## INPUT FOR THIS TASK
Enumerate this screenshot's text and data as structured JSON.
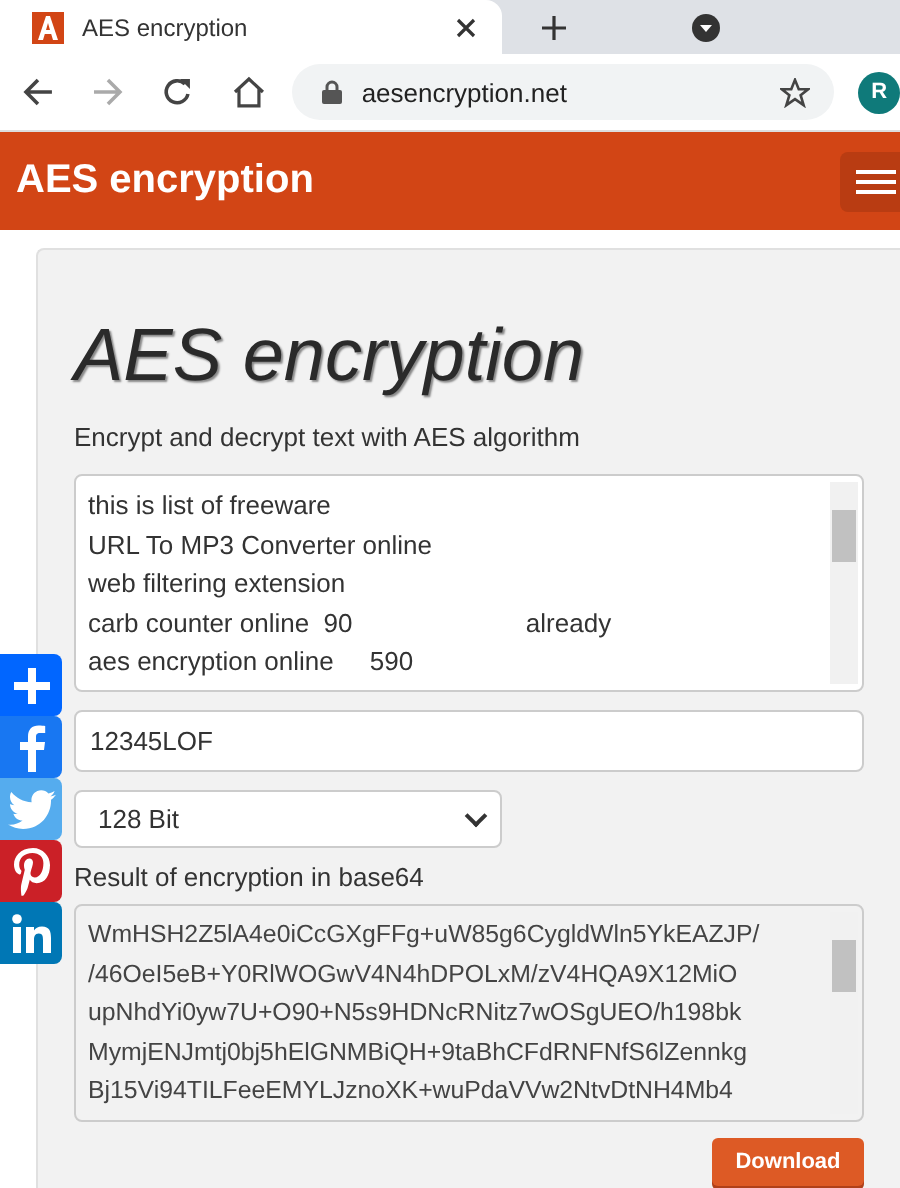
{
  "browser": {
    "tab": {
      "title": "AES encryption",
      "selected": true
    },
    "url": "aesencryption.net",
    "avatar": "R",
    "forward_disabled": true
  },
  "header": {
    "title": "AES encryption"
  },
  "main": {
    "title": "AES encryption",
    "subtitle": "Encrypt and decrypt text with AES algorithm",
    "input_text": [
      "this is list of freeware",
      "URL To MP3 Converter online",
      "web filtering extension",
      "carb counter online  90                        already",
      "aes encryption online     590"
    ],
    "key": "12345LOF",
    "key_size": "128 Bit",
    "result_label": "Result of encryption in base64",
    "result": [
      "WmHSH2Z5lA4e0iCcGXgFFg+uW85g6CygldWln5YkEAZJP/",
      "/46OeI5eB+Y0RlWOGwV4N4hDPOLxM/zV4HQA9X12MiO",
      "upNhdYi0yw7U+O90+N5s9HDNcRNitz7wOSgUEO/h198bk",
      "MymjENJmtj0bj5hElGNMBiQH+9taBhCFdRNFNfS6lZennkg",
      "Bj15Vi94TILFeeEMYLJznoXK+wuPdaVVw2NtvDtNH4Mb4"
    ],
    "download": "Download"
  },
  "share": [
    {
      "kind": "plus",
      "color": "#0166ff"
    },
    {
      "kind": "facebook",
      "color": "#1877f2"
    },
    {
      "kind": "twitter",
      "color": "#55acee"
    },
    {
      "kind": "pinterest",
      "color": "#cb2027"
    },
    {
      "kind": "linkedin",
      "color": "#0077b5"
    }
  ]
}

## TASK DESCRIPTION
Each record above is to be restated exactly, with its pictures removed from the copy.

## THE ANSWER
Enumerate this screenshot's text and data as structured JSON.
{
  "browser": {
    "tab": {
      "title": "AES encryption",
      "selected": true
    },
    "url": "aesencryption.net",
    "avatar": "R",
    "forward_disabled": true
  },
  "header": {
    "title": "AES encryption"
  },
  "main": {
    "title": "AES encryption",
    "subtitle": "Encrypt and decrypt text with AES algorithm",
    "input_text": [
      "this is list of freeware",
      "URL To MP3 Converter online",
      "web filtering extension",
      "carb counter online  90                        already",
      "aes encryption online     590"
    ],
    "key": "12345LOF",
    "key_size": "128 Bit",
    "result_label": "Result of encryption in base64",
    "result": [
      "WmHSH2Z5lA4e0iCcGXgFFg+uW85g6CygldWln5YkEAZJP/",
      "/46OeI5eB+Y0RlWOGwV4N4hDPOLxM/zV4HQA9X12MiO",
      "upNhdYi0yw7U+O90+N5s9HDNcRNitz7wOSgUEO/h198bk",
      "MymjENJmtj0bj5hElGNMBiQH+9taBhCFdRNFNfS6lZennkg",
      "Bj15Vi94TILFeeEMYLJznoXK+wuPdaVVw2NtvDtNH4Mb4"
    ],
    "download": "Download"
  },
  "share": [
    {
      "kind": "plus",
      "color": "#0166ff"
    },
    {
      "kind": "facebook",
      "color": "#1877f2"
    },
    {
      "kind": "twitter",
      "color": "#55acee"
    },
    {
      "kind": "pinterest",
      "color": "#cb2027"
    },
    {
      "kind": "linkedin",
      "color": "#0077b5"
    }
  ]
}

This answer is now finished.